We learned last summer (2013), while in the process of moving, that Bailey was dealing with chronic liver failure. She was responding well to the treatment, and continued to seem happy and healthy until about six weeks ago. She became much more lethargic, didn’t want to be petted or touched anywhere on her head. Then before Thanksgiving one side of her forehead swelled and she started having nosebleeds. We learned then that she had bone cancer and it was in her skull and a front leg. We treated her with steroids and antibiotics and she responded really well. Within a couple days the swelling subsided and she started acting like her old happy self. But we knew that there is no cure for bone cancer and she would soon get worse. We started planning for the end, and tried to determine when would be the best time to put her down as we wanted to get every possible minute with her, yet we didn’t want her to suffer on our account.

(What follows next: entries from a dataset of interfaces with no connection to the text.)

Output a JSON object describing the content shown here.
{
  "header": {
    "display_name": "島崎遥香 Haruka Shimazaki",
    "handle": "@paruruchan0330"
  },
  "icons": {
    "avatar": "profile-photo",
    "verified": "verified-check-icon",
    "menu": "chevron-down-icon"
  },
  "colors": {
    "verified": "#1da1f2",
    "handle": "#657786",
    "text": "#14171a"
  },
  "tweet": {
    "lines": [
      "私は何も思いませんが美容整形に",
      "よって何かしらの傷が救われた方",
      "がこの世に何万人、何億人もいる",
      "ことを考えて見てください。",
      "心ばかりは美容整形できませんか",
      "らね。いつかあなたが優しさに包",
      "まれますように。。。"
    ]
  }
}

Bailey relieved us of that responsibility. We woke up with big plans for Christmas morning only to find she had died in her sleep. She was in her favorite spot and position on the floor next to my side of the bed. At first we just thought she was asleep, as she looked so normal and peaceful. Gizmo sat and watched over her, as he had been doing the last few weeks, while we figured out what to do. Since all vets and animal services were closed for Christmas day, we had to take care of her final arrangements ourselves. With the advice and help of family and friends, we found a lovely spot in the woods to bury her.
Thank you for being part of the McClatchy family for almost thirteen years, Miss Bailey. You will be remembered and missed.